━━━ Records for this task ━━━

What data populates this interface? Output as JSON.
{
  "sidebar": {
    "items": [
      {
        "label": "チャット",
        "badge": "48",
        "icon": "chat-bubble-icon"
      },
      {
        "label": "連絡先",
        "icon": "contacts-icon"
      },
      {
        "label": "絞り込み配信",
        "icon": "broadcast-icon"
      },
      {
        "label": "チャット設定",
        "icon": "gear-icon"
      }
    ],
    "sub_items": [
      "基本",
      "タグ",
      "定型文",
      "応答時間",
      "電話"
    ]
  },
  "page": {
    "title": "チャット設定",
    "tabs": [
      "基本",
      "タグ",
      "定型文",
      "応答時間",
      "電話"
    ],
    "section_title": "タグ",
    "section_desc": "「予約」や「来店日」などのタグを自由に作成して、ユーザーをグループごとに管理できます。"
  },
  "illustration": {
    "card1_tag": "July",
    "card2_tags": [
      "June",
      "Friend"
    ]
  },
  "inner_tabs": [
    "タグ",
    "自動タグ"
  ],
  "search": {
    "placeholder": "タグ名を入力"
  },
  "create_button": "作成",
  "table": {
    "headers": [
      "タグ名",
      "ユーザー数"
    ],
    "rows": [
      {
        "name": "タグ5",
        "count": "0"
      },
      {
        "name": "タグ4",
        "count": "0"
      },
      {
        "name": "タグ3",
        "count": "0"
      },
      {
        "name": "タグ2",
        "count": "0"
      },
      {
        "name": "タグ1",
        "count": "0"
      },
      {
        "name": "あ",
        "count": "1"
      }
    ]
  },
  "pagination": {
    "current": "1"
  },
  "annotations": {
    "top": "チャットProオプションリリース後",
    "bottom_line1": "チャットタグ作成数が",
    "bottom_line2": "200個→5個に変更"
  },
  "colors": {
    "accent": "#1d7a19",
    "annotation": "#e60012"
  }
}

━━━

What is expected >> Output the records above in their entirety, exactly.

Solution to this problem >>
What data populates this interface? Output as JSON.
{
  "sidebar": {
    "items": [
      {
        "label": "チャット",
        "badge": "48",
        "icon": "chat-bubble-icon"
      },
      {
        "label": "連絡先",
        "icon": "contacts-icon"
      },
      {
        "label": "絞り込み配信",
        "icon": "broadcast-icon"
      },
      {
        "label": "チャット設定",
        "icon": "gear-icon"
      }
    ],
    "sub_items": [
      "基本",
      "タグ",
      "定型文",
      "応答時間",
      "電話"
    ]
  },
  "page": {
    "title": "チャット設定",
    "tabs": [
      "基本",
      "タグ",
      "定型文",
      "応答時間",
      "電話"
    ],
    "section_title": "タグ",
    "section_desc": "「予約」や「来店日」などのタグを自由に作成して、ユーザーをグループごとに管理できます。"
  },
  "illustration": {
    "card1_tag": "July",
    "card2_tags": [
      "June",
      "Friend"
    ]
  },
  "inner_tabs": [
    "タグ",
    "自動タグ"
  ],
  "search": {
    "placeholder": "タグ名を入力"
  },
  "create_button": "作成",
  "table": {
    "headers": [
      "タグ名",
      "ユーザー数"
    ],
    "rows": [
      {
        "name": "タグ5",
        "count": "0"
      },
      {
        "name": "タグ4",
        "count": "0"
      },
      {
        "name": "タグ3",
        "count": "0"
      },
      {
        "name": "タグ2",
        "count": "0"
      },
      {
        "name": "タグ1",
        "count": "0"
      },
      {
        "name": "あ",
        "count": "1"
      }
    ]
  },
  "pagination": {
    "current": "1"
  },
  "annotations": {
    "top": "チャットProオプションリリース後",
    "bottom_line1": "チャットタグ作成数が",
    "bottom_line2": "200個→5個に変更"
  },
  "colors": {
    "accent": "#1d7a19",
    "annotation": "#e60012"
  }
}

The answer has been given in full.